Am I making sense ? I am a native French speaker, but I've grown up in the US, so I don't know what grammar rule is called, so that's just based on spoken French.
As a native English speaker, it's kind of difficult to understand the concept of "l'huile" (the oil) referring to ALL of the oil in the world. For example, in English if I were to simply say "I am buying the oil," it's not really assumed that I'm buying every bit of oil on the planet. Why is it that it needs to be put into "I am buying some of the oil" in French?
I'll probably just have to face the fact that it's something that I'll never understand, eh? The concept of me being unable to comprehend is a really bleak thought in my mind.
Oh no W-N. Also donkeychain. It is not random and it WILL be understood. However the "Dropped Article" syndrome is well tricky. Even native French speakers have struggled with this one. The excellent ThanKwee has somewhat explained this above and I'll go just the one step further. "LES chiens DES garçons" for example. DES can be SOME or OF THE. So how shall we translate this? "The dogs SOME boys", is that OK? or "The dogs OF THE boys"? Then to put it into good English usage, shall we finally say "The boys' dogs"? How's that? Note that the article in English "DES=Of The" has been dropped. But DES can be SOME. So lets use SOME in the sentence. "Les chiens DES garçons"=Some boys' dogs. This works but note now that in English the article LES=THE has now been dropped from DOGS. Either way in translation to English an article has been dropped. You can see that this is tricky, yet fun. Please don't despair. Plough on through this cloddy field and it will, I promise you, come to harvest. I have tried to explain this without highfoluting grammatical terms which I don't understand, yet. Hope this shed some light. Love, JJ.
Yes, W-N. The answer is frustratingly..... BOTH. When translated to English.

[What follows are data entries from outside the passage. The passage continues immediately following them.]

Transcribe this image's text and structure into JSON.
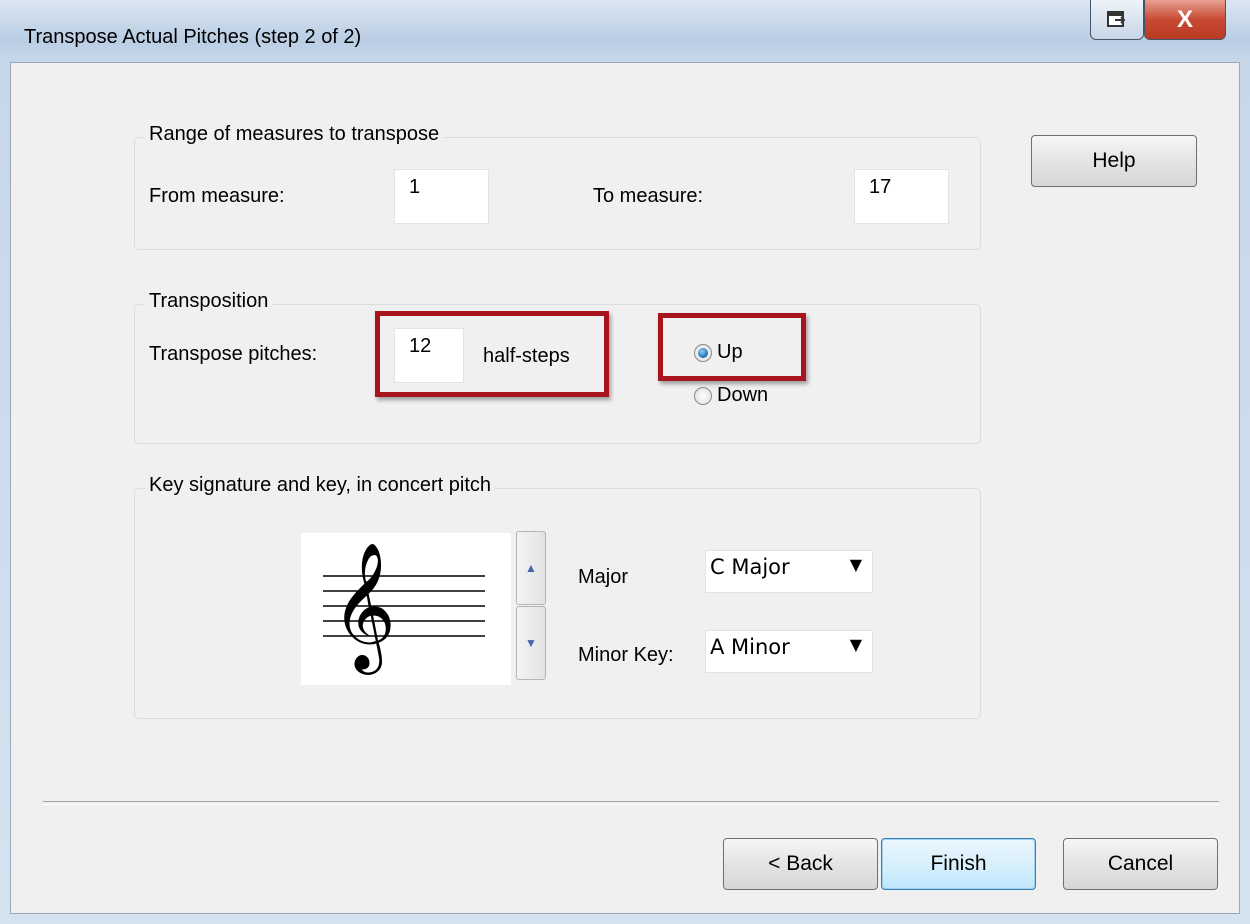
{
  "window": {
    "title": "Transpose Actual Pitches (step 2 of 2)",
    "restore_icon": "restore-icon",
    "close_label": "X"
  },
  "range": {
    "group_label": "Range of measures to transpose",
    "from_label": "From measure:",
    "from_value": "1",
    "to_label": "To measure:",
    "to_value": "17"
  },
  "transposition": {
    "group_label": "Transposition",
    "pitches_label": "Transpose pitches:",
    "pitches_value": "12",
    "unit_label": "half-steps",
    "direction_options": [
      {
        "label": "Up",
        "selected": true
      },
      {
        "label": "Down",
        "selected": false
      }
    ]
  },
  "key": {
    "group_label": "Key signature and key, in concert pitch",
    "clef_icon": "treble-clef-icon",
    "major_label": "Major",
    "major_value": "C Major",
    "minor_label": "Minor Key:",
    "minor_value": "A Minor"
  },
  "buttons": {
    "help": "Help",
    "back": "< Back",
    "finish": "Finish",
    "cancel": "Cancel"
  },
  "colors": {
    "highlight": "#a8141b",
    "dialog_bg": "#f0f0f0",
    "close_button": "#c84a34"
  }
}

Look, keep this in mind and have it ready in future lessons when this scenario will arise again. Like me and all the French natives, you'll cock it up now and then but from your very questions I can see that you are "Getting it". It is such a big issue mate, it must be best left to further lessons and I look forward to meeting you there. sitesurf, northernguy, el gusso perce_niege, kristian cro, and many more seriously knowledgeable folk have posts waiting on you down the line. It is a loooooong lesson.
For some reason, Jackjon, I can't reply to your comment directly, but your explanation provided great answers, but posed a great question. What you've told me is "Les chiens des garçons" means "The boys' dogs. " But then you said "Les chiens des garçons" means "Some boys' dogs." Both of which are very true. The question now brought up is 'how do we know what to translate it as?'
Obviously, 'some' and 'the' are not the same thing, 'some' being indefinite, and 'the' being definite. Are there any specific clues I'm missing here that tell me what it means?
I Thd article rjle in french is difficult and frustrating at times because in English we would not say this is the lunch. Unless we designate as someone's lunch; this is the lunch for jim, or this is jim's lunch, spoken english . We have to remember: we are learning a new language.
Would this (in French) be the same: "C'est le dejeuner" (I can't type accents) for: This is lunch - in terms of 1) looking at a pile of food and asking, 'What is this? This is lunch' and 2) in terms of time - as in school - and asking 'What period is this? This is lunch'